Don’t wait until mid-September to address inflation
04 August 2022
By Stephen Haddrill, Director General
The Bank of England’s new inflation forecast will be a shock to many. Now pushing well into double figures, inflation looks more and more embedded. Indeed, the Bank itself believes it could take two years to get back to low single figures. The forecast of falls in business investment and recession are also worrying given the UK’s already low levels of investment and productivity.
It seems unlikely that the Bank has the tools to cope with all of this on its own. Interest rates alone cannot be a sufficient answer. Fiscal policy, both tax and spend, needs to be deployed.
We cannot afford to wait until mid-September, whatever the difficulties of taking action in the midst of a leadership election.
Tax cuts can boost business and consumer confidence. However, spending has a more direct and immediate impact, especially if it is directed at helping the less well off. Part of any tax cut is just saved in the near term, and cuts do not help the poorest and most vulnerable who pay little if any direct tax.
It is important that Government and financial authorities build public trust through their policies. If there is pain to be suffered, this can be endured, but only if people believe in the solutions being pursued.
Our industry has an important part to play.

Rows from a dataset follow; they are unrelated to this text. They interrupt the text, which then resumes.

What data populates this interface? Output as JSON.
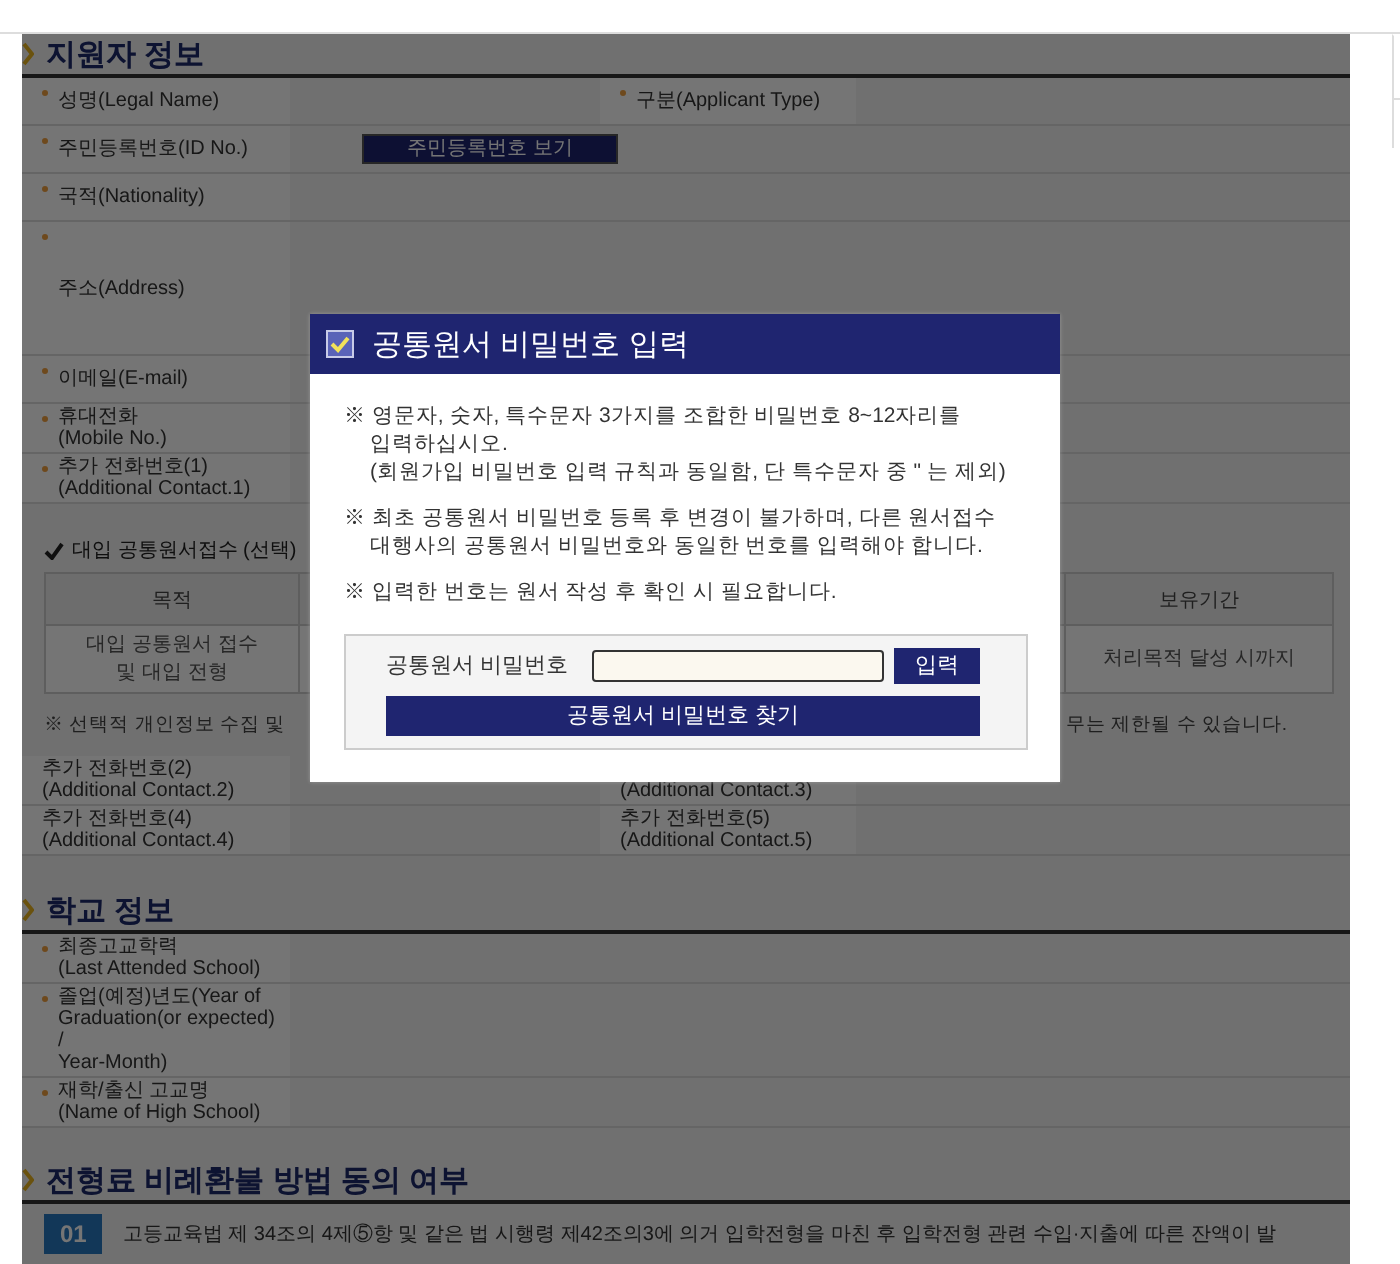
{
  "applicant_section": {
    "title": "지원자 정보",
    "rows": [
      {
        "kind": "double",
        "fields": [
          {
            "label": "성명(Legal Name)",
            "required": true
          },
          {
            "label": "구분(Applicant Type)",
            "required": true
          }
        ]
      },
      {
        "kind": "single",
        "fields": [
          {
            "label": "주민등록번호(ID No.)",
            "required": true,
            "button": "주민등록번호 보기"
          }
        ]
      },
      {
        "kind": "single",
        "fields": [
          {
            "label": "국적(Nationality)",
            "required": true
          }
        ]
      },
      {
        "kind": "tall",
        "fields": [
          {
            "label": "주소(Address)",
            "required": true
          }
        ]
      },
      {
        "kind": "single",
        "fields": [
          {
            "label": "이메일(E-mail)",
            "required": true
          }
        ]
      },
      {
        "kind": "single",
        "fields": [
          {
            "label": "휴대전화\n(Mobile No.)",
            "required": true
          }
        ]
      },
      {
        "kind": "single",
        "fields": [
          {
            "label": "추가 전화번호(1)\n(Additional Contact.1)",
            "required": true
          }
        ]
      }
    ]
  },
  "consent": {
    "title": "대입 공통원서접수 (선택)",
    "columns": [
      "목적",
      "보유기간"
    ],
    "rows": [
      [
        "대입 공통원서 접수\n및 대입 전형",
        "처리목적 달성 시까지"
      ]
    ],
    "notice_start": "※ 선택적 개인정보 수집 및",
    "notice_end": "무는 제한될 수 있습니다.",
    "rows_after": [
      {
        "kind": "double",
        "fields": [
          {
            "label": "추가 전화번호(2)\n(Additional Contact.2)",
            "required": false
          },
          {
            "label": "(Additional Contact.3)",
            "required": false
          }
        ]
      },
      {
        "kind": "double",
        "fields": [
          {
            "label": "추가 전화번호(4)\n(Additional Contact.4)",
            "required": false
          },
          {
            "label": "추가 전화번호(5)\n(Additional Contact.5)",
            "required": false
          }
        ]
      }
    ]
  },
  "school_section": {
    "title": "학교 정보",
    "rows": [
      {
        "kind": "single",
        "fields": [
          {
            "label": "최종고교학력\n(Last Attended School)",
            "required": true
          }
        ]
      },
      {
        "kind": "single",
        "fields": [
          {
            "label": "졸업(예정)년도(Year of\nGraduation(or expected)\n/\nYear-Month)",
            "required": true
          }
        ]
      },
      {
        "kind": "single",
        "fields": [
          {
            "label": "재학/출신 고교명\n(Name of High School)",
            "required": true
          }
        ]
      }
    ]
  },
  "refund_section": {
    "title": "전형료 비례환불 방법 동의 여부",
    "items": [
      {
        "number": "01",
        "text": "고등교육법 제 34조의 4제⑤항 및 같은 법 시행령 제42조의3에 의거 입학전형을 마친 후 입학전형 관련 수입·지출에 따른 잔액이 발"
      }
    ]
  },
  "modal": {
    "title": "공통원서 비밀번호 입력",
    "notes": [
      "※ 영문자, 숫자, 특수문자 3가지를 조합한 비밀번호 8~12자리를\n입력하십시오.\n(회원가입 비밀번호 입력 규칙과 동일함, 단 특수문자 중 \" 는 제외)",
      "※ 최초 공통원서 비밀번호 등록 후 변경이 불가하며, 다른 원서접수\n대행사의 공통원서 비밀번호와 동일한 번호를 입력해야 합니다.",
      "※ 입력한 번호는 원서 작성 후 확인 시 필요합니다."
    ],
    "password_label": "공통원서 비밀번호",
    "submit_button": "입력",
    "find_button": "공통원서 비밀번호 찾기"
  }
}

In uncertain times, asset finance is particularly beneficial to business as it preserves cash and reduces risk. And at the same time lenders have well established mechanisms for helping people struggling with loans to manage their way out of trouble.
For the long term we need policies that enhance our ability to weather external shocks. Growth has been held back by supply shortages for two years. We cannot be self-sufficient as a country, that would be far too costly, but we need to look at reducing the risks of shortages of key goods.
Published 04 Aug 2022